New report into Acacia Prison vindicates Union EBA stance

A new report into the Serco-run Acacia prison has found significant issues with staffing levels, which is also one of the main issues of contention in current Enterprise Bargaining Agreement negotiations.

A report by the Inspector of Custodial Services has found that staff reported being overwhelmed by their workload and were concerned about staff shortages.

WA Prison Officers’ Union Secretary John Welch said the report found that Prison Officers had repeatedly raised concerns there was not enough custodial staff to run basic operational duties.

“Our members have been saying for months that the prison has some serious issues with staffing levels, and this report reflects that position,” said Mr Welch.

Mr Welch said the company’s refusal to consult with the unions about staffing levels was one of the main reasons Prison Officers and staff at Acacia had voted overwhelmingly to reject an EBA offer from Serco.

The ballot, which closed on Monday, returned an 83% ‘No’ vote out of the 294 people who voted.

Serco took its EBA offer direct to members through a private ballot after negotiations broke down with the WA Prison Officers’ Union and the CPSU/CSA.

Mr Welch said the members of the two unions have a number of concerns about the conditions outlined in Serco’s offer.

“Our members are concerned that the new EBA attempts to undermine the unions’ right to represent them in the workplace,” Mr Welch said.

“Serco has attempted to change the consultative process in ways that will make it harder for members’ rights to be upheld.

“The company also wants to change the dispute resolution process to exclude items that are not listed in the EBA.

“This means that any unforeseen issues which crop up will not be able to be disputed by the unions. Since we don’t have a crystal ball, this seems unfair.”

Mr Welch said the fact that the ballot returned an 83% ‘No’ vote showed how strongly members felt about securing the right to be represented by their unions.

“Our members have legitimate concerns about the low staffing levels at Acacia and believe that this is a threat to their safety,” he said.

“They would like the unions to be consulted on staffing levels, but the company has refused point blank.

“The EBA at the Serco-run Wandoo prison allows for the unions to be consulted over staffing, and we don’t see why Acacia should be any different.”

Mr Welch said he hoped the Inspector of Custodial Services report would convince Serco that there were issues with staffing and that it would now come back to the negotiating table so a new EBA could be reached.

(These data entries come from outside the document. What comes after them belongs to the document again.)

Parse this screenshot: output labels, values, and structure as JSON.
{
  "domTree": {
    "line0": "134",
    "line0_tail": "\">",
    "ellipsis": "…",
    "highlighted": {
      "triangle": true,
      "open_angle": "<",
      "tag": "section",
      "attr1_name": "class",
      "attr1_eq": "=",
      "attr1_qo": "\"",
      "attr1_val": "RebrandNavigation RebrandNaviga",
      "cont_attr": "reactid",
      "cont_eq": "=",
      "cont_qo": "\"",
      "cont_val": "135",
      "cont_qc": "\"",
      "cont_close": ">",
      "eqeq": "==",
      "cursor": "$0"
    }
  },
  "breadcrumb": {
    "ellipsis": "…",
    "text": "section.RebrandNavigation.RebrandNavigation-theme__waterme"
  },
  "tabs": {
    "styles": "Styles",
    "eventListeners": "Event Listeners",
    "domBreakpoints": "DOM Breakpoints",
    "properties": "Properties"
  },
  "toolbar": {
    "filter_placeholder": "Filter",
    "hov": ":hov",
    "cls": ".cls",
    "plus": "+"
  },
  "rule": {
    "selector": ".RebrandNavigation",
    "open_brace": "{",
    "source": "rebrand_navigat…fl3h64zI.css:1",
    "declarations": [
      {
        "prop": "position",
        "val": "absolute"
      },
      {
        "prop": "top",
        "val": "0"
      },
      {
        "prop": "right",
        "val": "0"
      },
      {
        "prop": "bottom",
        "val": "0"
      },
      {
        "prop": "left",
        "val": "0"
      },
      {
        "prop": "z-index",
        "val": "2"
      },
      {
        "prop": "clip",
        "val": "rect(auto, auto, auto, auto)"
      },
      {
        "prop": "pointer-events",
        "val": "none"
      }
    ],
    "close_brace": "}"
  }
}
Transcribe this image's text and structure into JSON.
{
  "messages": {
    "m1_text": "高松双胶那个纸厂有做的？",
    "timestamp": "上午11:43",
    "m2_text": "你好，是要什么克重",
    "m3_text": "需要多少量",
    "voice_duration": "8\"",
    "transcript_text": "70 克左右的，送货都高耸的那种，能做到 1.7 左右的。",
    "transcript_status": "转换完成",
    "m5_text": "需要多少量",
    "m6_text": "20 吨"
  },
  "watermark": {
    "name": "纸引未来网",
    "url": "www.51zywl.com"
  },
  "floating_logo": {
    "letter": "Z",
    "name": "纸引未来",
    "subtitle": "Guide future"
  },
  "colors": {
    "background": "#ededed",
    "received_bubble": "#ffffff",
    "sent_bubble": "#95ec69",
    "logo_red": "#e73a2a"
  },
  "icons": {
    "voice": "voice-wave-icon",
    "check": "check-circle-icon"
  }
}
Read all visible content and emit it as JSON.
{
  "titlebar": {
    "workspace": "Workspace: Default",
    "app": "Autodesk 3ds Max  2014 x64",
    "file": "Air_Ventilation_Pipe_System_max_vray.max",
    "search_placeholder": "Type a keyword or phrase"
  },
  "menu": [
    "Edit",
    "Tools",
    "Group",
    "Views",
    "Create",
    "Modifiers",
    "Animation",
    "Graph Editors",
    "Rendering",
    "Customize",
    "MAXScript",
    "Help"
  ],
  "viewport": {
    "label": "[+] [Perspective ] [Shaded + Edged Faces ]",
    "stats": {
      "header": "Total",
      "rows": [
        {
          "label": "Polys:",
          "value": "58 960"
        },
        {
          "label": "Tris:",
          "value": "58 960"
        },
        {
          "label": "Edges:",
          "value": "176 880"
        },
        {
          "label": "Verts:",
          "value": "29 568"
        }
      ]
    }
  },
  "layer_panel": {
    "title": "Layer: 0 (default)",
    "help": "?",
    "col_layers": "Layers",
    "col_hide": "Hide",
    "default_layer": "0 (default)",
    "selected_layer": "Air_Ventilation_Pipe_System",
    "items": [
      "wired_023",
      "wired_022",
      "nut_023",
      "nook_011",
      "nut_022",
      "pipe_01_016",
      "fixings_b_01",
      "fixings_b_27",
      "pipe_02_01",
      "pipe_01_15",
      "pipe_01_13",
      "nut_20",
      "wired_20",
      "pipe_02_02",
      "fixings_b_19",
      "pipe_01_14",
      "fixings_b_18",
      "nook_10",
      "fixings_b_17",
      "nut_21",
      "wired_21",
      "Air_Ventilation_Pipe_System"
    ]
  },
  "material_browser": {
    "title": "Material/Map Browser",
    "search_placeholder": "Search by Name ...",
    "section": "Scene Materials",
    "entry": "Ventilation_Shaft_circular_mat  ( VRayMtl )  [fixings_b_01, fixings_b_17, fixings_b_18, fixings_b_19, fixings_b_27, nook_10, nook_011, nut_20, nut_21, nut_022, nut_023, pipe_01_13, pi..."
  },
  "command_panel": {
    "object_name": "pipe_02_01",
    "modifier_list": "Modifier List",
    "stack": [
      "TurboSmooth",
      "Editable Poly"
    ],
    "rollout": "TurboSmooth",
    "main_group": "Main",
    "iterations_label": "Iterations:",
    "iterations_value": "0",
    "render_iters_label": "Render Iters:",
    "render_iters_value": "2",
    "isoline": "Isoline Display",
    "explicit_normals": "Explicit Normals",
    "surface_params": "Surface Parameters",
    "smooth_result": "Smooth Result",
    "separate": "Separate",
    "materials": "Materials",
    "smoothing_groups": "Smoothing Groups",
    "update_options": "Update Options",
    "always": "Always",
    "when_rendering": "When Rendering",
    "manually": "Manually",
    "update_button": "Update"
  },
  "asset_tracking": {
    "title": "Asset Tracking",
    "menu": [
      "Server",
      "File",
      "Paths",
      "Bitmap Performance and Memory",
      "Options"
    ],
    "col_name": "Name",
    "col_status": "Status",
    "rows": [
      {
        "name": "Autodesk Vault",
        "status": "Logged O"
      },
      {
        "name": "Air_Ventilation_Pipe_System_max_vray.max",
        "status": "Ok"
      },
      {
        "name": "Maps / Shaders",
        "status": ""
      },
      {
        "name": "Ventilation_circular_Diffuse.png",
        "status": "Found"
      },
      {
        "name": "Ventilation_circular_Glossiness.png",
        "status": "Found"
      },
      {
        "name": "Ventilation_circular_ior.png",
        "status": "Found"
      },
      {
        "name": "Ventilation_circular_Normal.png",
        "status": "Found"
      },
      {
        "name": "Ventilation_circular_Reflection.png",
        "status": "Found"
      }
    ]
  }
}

The company has offered workers a wage rise of 4.5% a year over 3 years, which Mr Welch said the unions’ members would be happy to accept as long as it is applied to all employees equally.